___ Material provided
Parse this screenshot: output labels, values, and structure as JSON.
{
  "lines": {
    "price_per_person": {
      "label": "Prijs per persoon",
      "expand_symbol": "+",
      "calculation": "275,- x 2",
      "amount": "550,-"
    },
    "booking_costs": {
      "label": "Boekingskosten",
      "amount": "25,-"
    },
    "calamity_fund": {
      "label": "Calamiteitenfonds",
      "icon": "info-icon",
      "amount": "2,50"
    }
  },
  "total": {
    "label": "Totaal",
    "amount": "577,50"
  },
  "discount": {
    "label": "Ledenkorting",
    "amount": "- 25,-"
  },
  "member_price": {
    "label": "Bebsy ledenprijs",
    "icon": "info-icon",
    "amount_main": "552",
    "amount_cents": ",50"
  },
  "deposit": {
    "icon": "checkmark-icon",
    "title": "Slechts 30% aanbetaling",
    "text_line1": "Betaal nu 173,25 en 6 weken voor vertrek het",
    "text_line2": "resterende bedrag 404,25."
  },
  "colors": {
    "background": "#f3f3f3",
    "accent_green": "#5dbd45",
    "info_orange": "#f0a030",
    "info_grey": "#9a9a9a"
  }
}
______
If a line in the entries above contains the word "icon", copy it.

      "icon": "info-icon",
    "icon": "info-icon",
    "icon": "checkmark-icon",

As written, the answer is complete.